artworks with their own hair and squid ink; a time when apprenticeship
as an artist entailed back-breaking attention to detail and surface
preparation - often as many as 24 coats of gesso, fine sanded
between each layer, for a Renaissance master's gilded triptych.
As we explore a Hawkinson work in front of us we understand the
exactitude and focus beneath the playfulness. Our role changes
- viewing and having fun is not enough and we start to engage
in the rigour of "making" and the mental gymnastics
required in the process of understanding.
Works like Uberorgan and the fantastical
"Pentecost," 1999,(Andrea Nasher Collection) in the
opening gallery at The Whitney make us by their sheer size step
back, as well as engage, as one does when confronted by a sight
as awe-inspiring as The Grand Canyon or The Eiffel Tower. The
huge works push the viewer away, yet they are strangely cosy and
accessible. The minute "Bird," 1997, (fingernail pairings
and superglue, Andrea Nasher Collection), seems innocent enough:
it's tiny scale is inviting - then close inspection reveals it
is made of clipped finger nails, and we are momentarily startled,
taken unawares and off-guard. Fingernail clippings? Eek!

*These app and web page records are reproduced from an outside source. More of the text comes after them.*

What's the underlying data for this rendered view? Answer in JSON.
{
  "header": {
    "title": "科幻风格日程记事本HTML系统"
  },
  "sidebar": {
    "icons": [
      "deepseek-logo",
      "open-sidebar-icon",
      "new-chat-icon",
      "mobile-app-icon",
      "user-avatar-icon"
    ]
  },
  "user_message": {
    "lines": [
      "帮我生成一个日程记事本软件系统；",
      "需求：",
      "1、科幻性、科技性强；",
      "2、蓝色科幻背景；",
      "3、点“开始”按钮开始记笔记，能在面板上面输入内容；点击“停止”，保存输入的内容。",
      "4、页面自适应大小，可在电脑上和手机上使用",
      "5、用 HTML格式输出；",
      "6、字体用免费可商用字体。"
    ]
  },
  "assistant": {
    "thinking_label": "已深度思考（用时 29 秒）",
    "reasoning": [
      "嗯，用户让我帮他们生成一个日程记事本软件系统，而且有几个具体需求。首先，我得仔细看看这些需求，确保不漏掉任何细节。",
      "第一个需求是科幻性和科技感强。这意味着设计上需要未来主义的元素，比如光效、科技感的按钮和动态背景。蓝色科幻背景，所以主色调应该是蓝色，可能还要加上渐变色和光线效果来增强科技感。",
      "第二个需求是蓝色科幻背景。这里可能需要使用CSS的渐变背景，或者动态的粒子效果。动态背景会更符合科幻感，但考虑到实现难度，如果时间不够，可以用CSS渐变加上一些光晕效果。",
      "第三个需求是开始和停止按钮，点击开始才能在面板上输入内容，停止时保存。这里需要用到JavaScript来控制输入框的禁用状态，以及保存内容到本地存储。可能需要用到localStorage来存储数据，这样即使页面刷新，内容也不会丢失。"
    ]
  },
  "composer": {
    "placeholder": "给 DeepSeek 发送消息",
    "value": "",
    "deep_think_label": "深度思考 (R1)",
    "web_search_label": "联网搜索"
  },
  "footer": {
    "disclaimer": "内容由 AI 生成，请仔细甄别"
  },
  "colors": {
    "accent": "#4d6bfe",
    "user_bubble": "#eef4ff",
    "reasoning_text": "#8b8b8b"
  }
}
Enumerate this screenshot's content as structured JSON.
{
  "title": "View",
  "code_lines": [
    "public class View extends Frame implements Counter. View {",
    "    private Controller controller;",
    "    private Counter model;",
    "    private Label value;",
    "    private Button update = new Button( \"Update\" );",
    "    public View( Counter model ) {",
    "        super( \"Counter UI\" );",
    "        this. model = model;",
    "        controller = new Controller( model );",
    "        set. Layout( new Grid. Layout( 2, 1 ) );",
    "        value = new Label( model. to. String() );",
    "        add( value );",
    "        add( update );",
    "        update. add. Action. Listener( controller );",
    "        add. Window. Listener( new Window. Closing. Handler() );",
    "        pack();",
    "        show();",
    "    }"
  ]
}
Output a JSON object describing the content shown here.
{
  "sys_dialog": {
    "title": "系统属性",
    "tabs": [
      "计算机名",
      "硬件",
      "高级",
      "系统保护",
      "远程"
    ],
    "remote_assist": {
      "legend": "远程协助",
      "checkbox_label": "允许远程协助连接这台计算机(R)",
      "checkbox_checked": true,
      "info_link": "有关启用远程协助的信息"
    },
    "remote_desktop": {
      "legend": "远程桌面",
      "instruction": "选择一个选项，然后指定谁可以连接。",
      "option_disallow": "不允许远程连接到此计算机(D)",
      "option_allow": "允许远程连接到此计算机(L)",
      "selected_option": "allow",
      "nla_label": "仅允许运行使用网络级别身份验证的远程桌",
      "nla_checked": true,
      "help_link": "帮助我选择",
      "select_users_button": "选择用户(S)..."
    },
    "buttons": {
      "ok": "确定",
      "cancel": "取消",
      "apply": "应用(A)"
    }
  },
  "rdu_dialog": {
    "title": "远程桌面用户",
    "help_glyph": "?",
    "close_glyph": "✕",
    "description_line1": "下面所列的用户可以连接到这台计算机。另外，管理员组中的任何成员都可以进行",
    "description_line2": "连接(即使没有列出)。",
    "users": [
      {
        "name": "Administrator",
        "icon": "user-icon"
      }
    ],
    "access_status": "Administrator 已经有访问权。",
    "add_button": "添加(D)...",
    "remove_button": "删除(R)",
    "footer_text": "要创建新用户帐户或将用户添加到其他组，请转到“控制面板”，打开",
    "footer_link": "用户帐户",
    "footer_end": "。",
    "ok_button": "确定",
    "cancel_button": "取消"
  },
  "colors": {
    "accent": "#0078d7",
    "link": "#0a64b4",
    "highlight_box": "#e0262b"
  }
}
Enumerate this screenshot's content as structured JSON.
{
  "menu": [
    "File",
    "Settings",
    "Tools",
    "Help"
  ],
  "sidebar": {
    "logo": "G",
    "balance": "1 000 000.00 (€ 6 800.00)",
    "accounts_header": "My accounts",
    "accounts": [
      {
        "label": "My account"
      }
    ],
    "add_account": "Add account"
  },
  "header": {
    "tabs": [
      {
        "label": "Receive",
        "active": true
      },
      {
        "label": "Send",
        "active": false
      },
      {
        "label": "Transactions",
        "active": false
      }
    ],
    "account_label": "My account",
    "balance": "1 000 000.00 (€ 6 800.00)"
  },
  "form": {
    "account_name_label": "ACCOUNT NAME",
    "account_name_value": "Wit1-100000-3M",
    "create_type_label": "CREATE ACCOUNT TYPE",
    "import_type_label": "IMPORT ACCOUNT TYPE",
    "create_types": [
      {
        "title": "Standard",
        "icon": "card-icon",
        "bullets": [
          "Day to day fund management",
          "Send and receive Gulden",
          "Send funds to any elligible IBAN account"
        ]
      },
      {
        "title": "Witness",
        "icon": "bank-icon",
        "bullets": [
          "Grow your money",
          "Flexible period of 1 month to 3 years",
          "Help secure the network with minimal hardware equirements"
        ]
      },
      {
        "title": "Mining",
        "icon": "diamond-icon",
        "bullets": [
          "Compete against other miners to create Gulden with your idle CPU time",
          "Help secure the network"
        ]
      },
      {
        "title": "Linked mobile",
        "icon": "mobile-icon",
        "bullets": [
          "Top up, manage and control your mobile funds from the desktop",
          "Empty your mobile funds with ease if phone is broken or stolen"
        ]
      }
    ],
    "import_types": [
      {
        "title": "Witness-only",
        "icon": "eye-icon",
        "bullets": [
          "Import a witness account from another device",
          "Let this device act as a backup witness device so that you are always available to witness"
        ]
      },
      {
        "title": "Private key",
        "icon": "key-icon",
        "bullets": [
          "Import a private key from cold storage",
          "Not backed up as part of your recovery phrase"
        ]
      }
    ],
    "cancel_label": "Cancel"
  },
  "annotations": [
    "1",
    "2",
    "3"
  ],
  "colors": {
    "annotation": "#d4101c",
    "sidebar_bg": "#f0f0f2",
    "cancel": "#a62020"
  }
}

Hawkinson knows the power of positive/negative:
attract/repel. But he pulls back just in time so that things don't
get too disturbing. A strange tune emerges from an even stranger
looking construction that suddenly emits a well known and comforting
passage by Bach, or a recognizable pop song!
History is important to Hawkinson, as well
as our place in it; in the process of engaging our focus with
a simulated CD made of luscious aluminium foil, (in front of which
lies what looks like a latter day fallen knight in shining armor),
or "Drip," with its fine, vein-like tubes of blipping
fluid, we accept that there is a steady, consistent flow, a stabilizing
physical, emotional and mental "classical order," that
has been passed on through the centuries.
Preserving the past while making his mark in
the present and moving into the future is a constant theme in
Hawkinson's work; continuity is cleverly packaged in startling
21st century objects fashioned from found and ready made materials
that are non-threatening, often strangely familiar and therefore
re-assuring. It can also be eerie, surreal, disquieting - like
all great art.
When one of the constructions abrubtly stops
working for instance, we are uneasy: the voice inside says:
"It has stopped." Like a heart beat,
What if everything we have come to rely upon
stopped working? How reliable is what we know, feel , see and
touch - everything that is our world? How permanent is all this?
Hawkinson's constructions make you stop and stare,
no matter how busy or preoccupied your mind is.
One of my favorite exchanges about his work
took place between two thirty-something businessmen, intent in
conversation, striding purposefully through the IBM Atrium, thankfully
right past my alert ears.
As if to exert its magic over two diligent
souls too busy to notice its presence, "Uberorgan" began
its whizzing, gas-emitting, soft-strangulation, sublimely sonorous
and extra-terrestrial sounds, accompanied by ever-so subtle bumps
and mechanical grinds.
"What's that?" asked one businessman,
amazed, momentarily rooted to the ground.
That's art," his colleague replied seriously.
"Really," he said, looking up in
wonder at "Uberorgan," suspended like some extra-terrestrial
above the bamboo trees.